People are more honest with their search engines than they are with their own family. Whether it’s sexual interests or persuasion, unsavoury friends, controversial beliefs or embarrassing health problems, everyone has something they want to keep private.
Why should this be up for discussion? Everybody has a right to privacy, especially from their own elected representatives.
Granted, if a person is under suspicion of criminal activity, they should be monitored. Targeted surveillance is not bad. Mass surveillance of an entire populace is.
The tools that GCHQ now have at its disposal have created a surveillance state. There is now one CCTV cameras for every 11 people in the UK.
By comparison, in the totalitarian police state of East Germany, for every 65 citizens, there was one informer covertly working for the Stasi secret police.
Then, when you consider that nearly everyone now owns a mobile phone, which is a perfect tracking and spying device (with cameras, a microphone, GPS and comms channels), it starts to become scarily clear how far down the rabbit hole Britain has gone.
The only thing holding society (as we know it) in place are a set of policies agreed on by politicians.
However, considering GCHQ doesn’t answer to these politicians, it is not the reassurance required to mitigate the sense of uneasiness that Britain is becoming distinctly illiberal.
Why should your business care?
Two words: competitive advantage. Snowden’s revelations about the Prism program showed that data is not secure if held on US servers.
Jacob Appelbaum features in the film warning the European Parliament that US intelligence will attack “anyone they can, if they perceive an advantage”.
Greenwald reiterates this point when talking to the Brazilian Senate. He explains that the USA’s foreign surveillance activities are primarily about economic competition, not terrorism.
British companies are now at a disadvantage against US competitors due to the unrestricted access the US government has to data held within its borders.
However, technology companies have been afforded an opportunity. Given the choice, most businesses in Britain and Europe would prefer their data to be stored here, where it is safe. It is a USP American companies cannot offer.
The problem with this is that Europe doesn’t have a technology industry. It has regional offices, but few headquarters.
European start-ups that are successful have tended to relocate to California or are bought by US companies – Skype, Minecraft and Nokia Mobility to name a few.
There is only one European software company in the Fortune 500 and that is SAP. If ever there was a time for European technology companies to grab market share, it is in the wake of the Snowden revelations.
It requires the support of European-based companies to purchase services from within the EU though. With IT departments recommending European services, the industry can grow and, most importantly, business data will remain private.
Over the summer, the British government rushed through ‘emergency’ legislation in the form of the Regulation of Investigatory Powers Act 2000 (RIPA) to ensure it continues to collect metadata on all British citizens from ISPs.

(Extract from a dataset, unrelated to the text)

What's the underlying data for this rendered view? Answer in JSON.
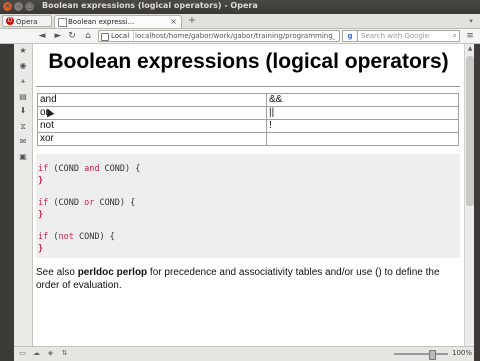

With this in mind, the government is unlikely to revoke its surveillance activities in the short term. Businesses must take measures to protect themselves.
There are some relatively simple steps that should be taken which are extensions to common IT policies in most businesses.

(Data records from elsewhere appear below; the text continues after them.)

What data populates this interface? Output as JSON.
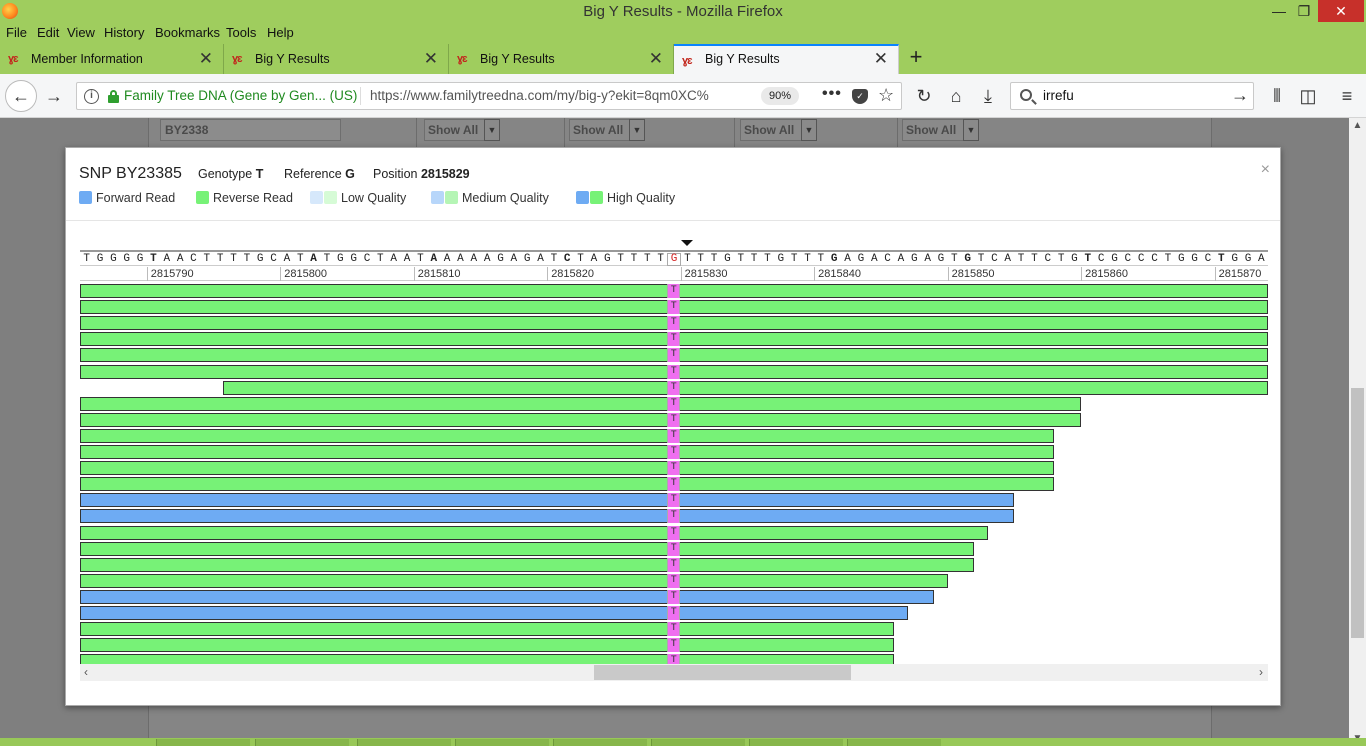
{
  "window": {
    "title": "Big Y Results - Mozilla Firefox",
    "controls": {
      "minimize": "—",
      "restore": "❐",
      "close": "✕"
    }
  },
  "menu": [
    "File",
    "Edit",
    "View",
    "History",
    "Bookmarks",
    "Tools",
    "Help"
  ],
  "tabs": [
    {
      "label": "Member Information",
      "active": false
    },
    {
      "label": "Big Y Results",
      "active": false
    },
    {
      "label": "Big Y Results",
      "active": false
    },
    {
      "label": "Big Y Results",
      "active": true
    }
  ],
  "tab_icon_glyph": "ɣɛ",
  "nav": {
    "identity": "Family Tree DNA (Gene by Gen... (US)",
    "url": "https://www.familytreedna.com/my/big-y?ekit=8qm0XC%",
    "zoom": "90%",
    "search_value": "irrefu",
    "icons": [
      "back-icon",
      "forward-icon",
      "info-icon",
      "lock-icon",
      "page-actions-icon",
      "pocket-icon",
      "bookmark-star-icon",
      "reload-icon",
      "home-icon",
      "download-icon",
      "search-icon",
      "library-icon",
      "sidebar-icon",
      "menu-icon"
    ]
  },
  "background_page": {
    "filter_value": "BY2338",
    "selects": [
      "Show All",
      "Show All",
      "Show All",
      "Show All"
    ]
  },
  "modal": {
    "snp_label": "SNP BY23385",
    "genotype_label": "Genotype",
    "genotype_value": "T",
    "reference_label": "Reference",
    "reference_value": "G",
    "position_label": "Position",
    "position_value": "2815829",
    "close_glyph": "×",
    "legend": [
      {
        "label": "Forward Read",
        "colors": [
          "#6eabf3"
        ]
      },
      {
        "label": "Reverse Read",
        "colors": [
          "#77f277"
        ]
      },
      {
        "label": "Low Quality",
        "colors": [
          "#d6e8fb",
          "#d6fbd6"
        ]
      },
      {
        "label": "Medium Quality",
        "colors": [
          "#b7d6fa",
          "#b5f5b5"
        ]
      },
      {
        "label": "High Quality",
        "colors": [
          "#6eabf3",
          "#77f277"
        ]
      }
    ]
  },
  "alignment": {
    "reference_sequence": "TGGGGTAACTTTTGCATATGGCTAATAAAAAGAGATCTAGTTTTGTTTGTTTGTTTGAGACAGAGTGTCATTCTGTCGCCCTGGCTGGA",
    "bold_positions": [
      5,
      17,
      26,
      36,
      56,
      66,
      75,
      85
    ],
    "variant_index": 44,
    "ruler_labels": [
      "2815790",
      "2815800",
      "2815810",
      "2815820",
      "2815830",
      "2815840",
      "2815850",
      "2815860",
      "2815870"
    ],
    "read_base": "T",
    "reads": [
      {
        "strand": "reverse",
        "start": 0,
        "end": 89
      },
      {
        "strand": "reverse",
        "start": 0,
        "end": 89
      },
      {
        "strand": "reverse",
        "start": 0,
        "end": 89
      },
      {
        "strand": "reverse",
        "start": 0,
        "end": 89
      },
      {
        "strand": "reverse",
        "start": 0,
        "end": 89
      },
      {
        "strand": "reverse",
        "start": 0,
        "end": 89
      },
      {
        "strand": "reverse",
        "start": 10.75,
        "end": 89
      },
      {
        "strand": "reverse",
        "start": 0,
        "end": 75
      },
      {
        "strand": "reverse",
        "start": 0,
        "end": 75
      },
      {
        "strand": "reverse",
        "start": 0,
        "end": 73
      },
      {
        "strand": "reverse",
        "start": 0,
        "end": 73
      },
      {
        "strand": "reverse",
        "start": 0,
        "end": 73
      },
      {
        "strand": "reverse",
        "start": 0,
        "end": 73
      },
      {
        "strand": "forward",
        "start": 0,
        "end": 70
      },
      {
        "strand": "forward",
        "start": 0,
        "end": 70
      },
      {
        "strand": "reverse",
        "start": 0,
        "end": 68
      },
      {
        "strand": "reverse",
        "start": 0,
        "end": 67
      },
      {
        "strand": "reverse",
        "start": 0,
        "end": 67
      },
      {
        "strand": "reverse",
        "start": 0,
        "end": 65
      },
      {
        "strand": "forward",
        "start": 0,
        "end": 64
      },
      {
        "strand": "forward",
        "start": 0,
        "end": 62
      },
      {
        "strand": "reverse",
        "start": 0,
        "end": 61
      },
      {
        "strand": "reverse",
        "start": 0,
        "end": 61
      },
      {
        "strand": "reverse",
        "start": 0,
        "end": 61
      }
    ]
  }
}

The prevalence on BYOD has opened up businesses to increased security attacks, but now surveillance too.
Encryption software and VPNs should be deployed on all devices to ensure they are secure. It complements the familiar message that a business’ reputation can be damaged – with all the unwelcome financial impacts this has – if data is compromised.

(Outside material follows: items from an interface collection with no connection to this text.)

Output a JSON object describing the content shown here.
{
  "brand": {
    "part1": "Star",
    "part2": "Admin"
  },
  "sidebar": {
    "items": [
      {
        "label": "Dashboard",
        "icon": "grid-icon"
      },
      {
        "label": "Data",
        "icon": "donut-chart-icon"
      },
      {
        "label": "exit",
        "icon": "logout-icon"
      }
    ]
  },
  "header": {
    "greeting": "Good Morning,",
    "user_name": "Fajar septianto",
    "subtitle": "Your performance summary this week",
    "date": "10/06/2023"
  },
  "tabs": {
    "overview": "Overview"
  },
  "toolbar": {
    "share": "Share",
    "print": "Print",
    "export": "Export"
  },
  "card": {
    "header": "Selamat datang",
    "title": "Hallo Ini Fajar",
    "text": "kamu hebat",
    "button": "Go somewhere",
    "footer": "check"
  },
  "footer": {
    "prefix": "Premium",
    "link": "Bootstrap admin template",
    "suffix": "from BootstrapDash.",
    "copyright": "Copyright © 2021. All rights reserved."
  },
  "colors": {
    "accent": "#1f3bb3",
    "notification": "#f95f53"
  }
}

It can be a hard sell to higher-ups to invest in additional security measures without a clear return on investment visible.
To make the job of selling these ideas easier, everyone in your company should watch Citizenfour. Their jaws will hit the floor and change will be easier to come by.
Sourced from Allen Scott, F-Secure UK & Ireland